And right now is a great time to be involved. Teams of GPs are coming together to provide specialist inclusion health services (see the Faculty of Inclusion Health), highlight the problems faced by deep end GPs (see Deep End Glasgow and the recently formed Yorkshire and Humber Deep End group), create educational and service partnerships to provide help and advocacy those most in need (see Partnership for Health Equity) and forcefully lobby for equitable funding of primary care (see the Tower Hamlets Save our Surgeries Campaign).

Unconditional, continuous, personal care provided for all patients whatever the problems they are faced with is the essence of UK primary care. Come and join us at the deep end and help deliver healthcare and humanity to people who would otherwise be drowning. Help send a message: that all lives are equally worthwhile and that the basic humanity that underpins the NHS remains intact.

Tom Ratcliffe is a GP in West Yorkshire and a founder and driving force behind Yorkshire and the Humber Deep End GP. 

Lauren and Bill’s positive story of leadership

IMG_0920This is the story of a GP registrar (Lauren) her trainer (Bill) and their quality improvement project for general practice.
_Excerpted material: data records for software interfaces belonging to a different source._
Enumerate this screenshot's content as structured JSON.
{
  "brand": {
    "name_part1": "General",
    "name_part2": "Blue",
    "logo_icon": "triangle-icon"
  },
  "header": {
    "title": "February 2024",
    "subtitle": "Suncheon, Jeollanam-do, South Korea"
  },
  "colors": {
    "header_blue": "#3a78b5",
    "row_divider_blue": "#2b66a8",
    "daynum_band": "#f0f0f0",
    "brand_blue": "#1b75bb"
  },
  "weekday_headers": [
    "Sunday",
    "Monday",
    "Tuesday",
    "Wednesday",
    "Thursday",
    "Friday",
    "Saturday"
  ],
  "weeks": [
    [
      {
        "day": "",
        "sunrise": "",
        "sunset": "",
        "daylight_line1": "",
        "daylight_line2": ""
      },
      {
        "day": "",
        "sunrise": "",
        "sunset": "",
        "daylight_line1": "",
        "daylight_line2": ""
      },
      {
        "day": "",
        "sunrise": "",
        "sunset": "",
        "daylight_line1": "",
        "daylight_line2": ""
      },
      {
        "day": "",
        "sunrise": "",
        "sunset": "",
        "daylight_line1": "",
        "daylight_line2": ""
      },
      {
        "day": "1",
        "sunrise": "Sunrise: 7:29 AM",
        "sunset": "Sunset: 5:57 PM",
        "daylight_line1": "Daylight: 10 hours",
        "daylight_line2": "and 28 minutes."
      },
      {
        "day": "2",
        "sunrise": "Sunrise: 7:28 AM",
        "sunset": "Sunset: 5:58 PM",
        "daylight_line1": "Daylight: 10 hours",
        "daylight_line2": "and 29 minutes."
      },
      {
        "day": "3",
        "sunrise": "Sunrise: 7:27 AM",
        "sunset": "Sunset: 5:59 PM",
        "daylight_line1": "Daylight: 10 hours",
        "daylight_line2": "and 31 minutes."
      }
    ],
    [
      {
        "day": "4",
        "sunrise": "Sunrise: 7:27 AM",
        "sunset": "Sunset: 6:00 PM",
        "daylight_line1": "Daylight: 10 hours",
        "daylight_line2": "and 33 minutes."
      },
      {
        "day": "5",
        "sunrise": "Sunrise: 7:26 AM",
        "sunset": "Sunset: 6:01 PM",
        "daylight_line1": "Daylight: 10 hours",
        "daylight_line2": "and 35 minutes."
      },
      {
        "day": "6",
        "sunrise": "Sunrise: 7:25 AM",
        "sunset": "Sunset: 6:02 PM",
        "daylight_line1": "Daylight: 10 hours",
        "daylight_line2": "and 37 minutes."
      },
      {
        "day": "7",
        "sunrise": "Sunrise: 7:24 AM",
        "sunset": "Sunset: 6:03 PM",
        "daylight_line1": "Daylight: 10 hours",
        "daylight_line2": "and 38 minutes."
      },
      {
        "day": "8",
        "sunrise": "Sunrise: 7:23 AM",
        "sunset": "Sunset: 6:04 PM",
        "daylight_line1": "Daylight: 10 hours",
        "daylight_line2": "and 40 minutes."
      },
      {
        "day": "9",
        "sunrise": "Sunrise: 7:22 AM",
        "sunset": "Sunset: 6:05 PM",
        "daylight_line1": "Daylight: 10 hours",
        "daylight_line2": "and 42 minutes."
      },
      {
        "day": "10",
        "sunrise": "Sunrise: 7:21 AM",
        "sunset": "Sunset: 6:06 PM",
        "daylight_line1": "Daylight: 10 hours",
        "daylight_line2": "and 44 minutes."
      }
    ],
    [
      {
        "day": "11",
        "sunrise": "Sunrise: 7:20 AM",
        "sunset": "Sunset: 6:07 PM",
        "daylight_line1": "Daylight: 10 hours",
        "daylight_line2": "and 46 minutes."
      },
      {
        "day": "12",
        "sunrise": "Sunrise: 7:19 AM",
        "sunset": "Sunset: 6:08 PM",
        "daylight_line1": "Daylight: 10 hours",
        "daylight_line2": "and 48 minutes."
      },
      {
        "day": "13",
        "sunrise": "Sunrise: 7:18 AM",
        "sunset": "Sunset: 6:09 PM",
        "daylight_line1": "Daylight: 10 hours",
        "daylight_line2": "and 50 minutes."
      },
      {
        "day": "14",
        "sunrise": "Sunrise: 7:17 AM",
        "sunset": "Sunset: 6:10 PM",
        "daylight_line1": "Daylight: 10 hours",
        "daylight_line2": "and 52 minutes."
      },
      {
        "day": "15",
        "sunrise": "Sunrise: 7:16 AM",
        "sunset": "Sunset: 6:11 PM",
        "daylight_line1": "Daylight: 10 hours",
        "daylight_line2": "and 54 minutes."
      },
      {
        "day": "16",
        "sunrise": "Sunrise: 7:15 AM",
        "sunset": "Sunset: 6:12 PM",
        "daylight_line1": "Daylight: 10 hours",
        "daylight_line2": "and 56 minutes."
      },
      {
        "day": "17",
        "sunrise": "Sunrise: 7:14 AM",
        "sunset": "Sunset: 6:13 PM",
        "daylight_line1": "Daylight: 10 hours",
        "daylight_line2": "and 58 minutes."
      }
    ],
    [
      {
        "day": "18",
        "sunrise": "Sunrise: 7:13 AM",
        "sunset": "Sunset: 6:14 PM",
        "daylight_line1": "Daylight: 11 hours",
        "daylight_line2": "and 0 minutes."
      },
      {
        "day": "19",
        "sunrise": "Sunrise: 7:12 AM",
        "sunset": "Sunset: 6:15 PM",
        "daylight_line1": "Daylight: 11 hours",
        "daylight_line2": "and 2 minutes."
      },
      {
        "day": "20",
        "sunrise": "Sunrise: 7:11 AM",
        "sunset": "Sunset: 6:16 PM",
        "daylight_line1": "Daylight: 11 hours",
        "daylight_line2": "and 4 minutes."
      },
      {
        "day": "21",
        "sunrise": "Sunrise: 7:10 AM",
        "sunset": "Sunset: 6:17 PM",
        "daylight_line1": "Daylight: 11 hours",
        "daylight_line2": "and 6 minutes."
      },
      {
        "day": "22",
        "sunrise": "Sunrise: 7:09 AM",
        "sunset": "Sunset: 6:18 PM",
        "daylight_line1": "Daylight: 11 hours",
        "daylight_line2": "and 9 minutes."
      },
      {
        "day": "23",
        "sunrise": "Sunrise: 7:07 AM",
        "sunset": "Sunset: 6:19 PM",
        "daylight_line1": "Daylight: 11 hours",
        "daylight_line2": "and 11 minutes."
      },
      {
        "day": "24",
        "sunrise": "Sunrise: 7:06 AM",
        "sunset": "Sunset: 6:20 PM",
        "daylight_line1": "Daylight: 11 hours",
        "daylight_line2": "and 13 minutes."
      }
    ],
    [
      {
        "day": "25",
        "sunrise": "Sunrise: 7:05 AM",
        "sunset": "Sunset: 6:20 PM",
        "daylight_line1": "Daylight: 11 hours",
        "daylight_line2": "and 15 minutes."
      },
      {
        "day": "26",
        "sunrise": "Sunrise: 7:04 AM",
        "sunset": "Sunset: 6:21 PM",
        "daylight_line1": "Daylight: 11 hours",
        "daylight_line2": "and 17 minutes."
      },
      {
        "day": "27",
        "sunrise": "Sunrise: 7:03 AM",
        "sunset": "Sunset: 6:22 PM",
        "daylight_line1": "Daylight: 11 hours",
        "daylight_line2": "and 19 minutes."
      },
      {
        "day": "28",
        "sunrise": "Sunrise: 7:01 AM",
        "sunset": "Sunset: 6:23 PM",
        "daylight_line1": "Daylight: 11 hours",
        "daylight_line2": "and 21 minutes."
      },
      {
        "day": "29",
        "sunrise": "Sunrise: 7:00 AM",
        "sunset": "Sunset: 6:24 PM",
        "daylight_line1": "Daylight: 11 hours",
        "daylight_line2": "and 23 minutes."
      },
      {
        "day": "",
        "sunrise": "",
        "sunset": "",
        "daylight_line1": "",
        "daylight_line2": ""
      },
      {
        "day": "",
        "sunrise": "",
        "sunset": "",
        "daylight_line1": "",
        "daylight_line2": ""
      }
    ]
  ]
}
Most registrars pick an audit for their quality improvement work, but Lauren chose a leadership project instead.

Not all GPs feel comfortable with the ‘L’ word, but Lauren and I both agreed that when we work in practices or wards that are well led, everyone benefits: the staff that work there and the patients they looked after.

We began exploring the skills you need to be a good leader. We were not thinking Churchill or Shackelton. We didn’t need to be standout or charismatic leaders. Instead, we thought simple attributes like communication skills, empathy, humility, being able to negotiate a shared vision and having a degree of staying power were all helpful.

More than anything, we agreed we preferred to be led by those who are good with people, and so when it’s our turn to lead, we have to be good with people too.

We asked ourselves, how can we turn our conversations about leadership into a concrete project? Lauren had the great idea of creating a profile book: a resource to acknowledge the achievements and accomplishments of colleagues in the practice. It’s essentially a book of headshots and condensed C.V.s. It’s a great resource for GP registrars and other new starters to the practice. It helps them quickly discover who’s who and guides them to the right doctor to approach if they want some more specialist clinical advice. Or some career advice for that matter. It’s a real people project and that is one of its greatest strengths.

An immediate benefit of writing this book was the recognition of the talent we have in our practice. There were so many impressive C.V.s; so many additional qualifications; such a variety of expertise and experience. The profile book helps us not take or colleagues for granted. That’s important. We should celebrate our achievements in general practice!

A longer-term benefit is that new starters in the practice will feel more quickly welcomed into our working community. We hope it will assist in a cultural shift, encouraging registrars to network with the wider community of doctors in the surgery. This is how we hope the profile book will make a difference, a change for the better. And good leadership is all about driving changes for improvement.

Key institutions, like the RCGP, are talking more and more about clinical leadership. But it’s easy for leadership to be left as an abstract idea. That’s why we wanted to come up with a concrete initiative like the profile book. It has been a really positive quality improvement project for us. We have enjoyed working on it and have heard nothing but warm and grateful feedback from our colleagues in the practice. For Lauren, this was a more engaging project than the typical audit. Lauren has led it brilliantly.

We would encourage all GP registrars to think about a leadership project and all GPs to consider how good leadership can further improve their working lives.

General practice needs good leaders, and there is no better way to develop your skills than to get involved with leadership projects!

Lauren Roberts & Bill Laughey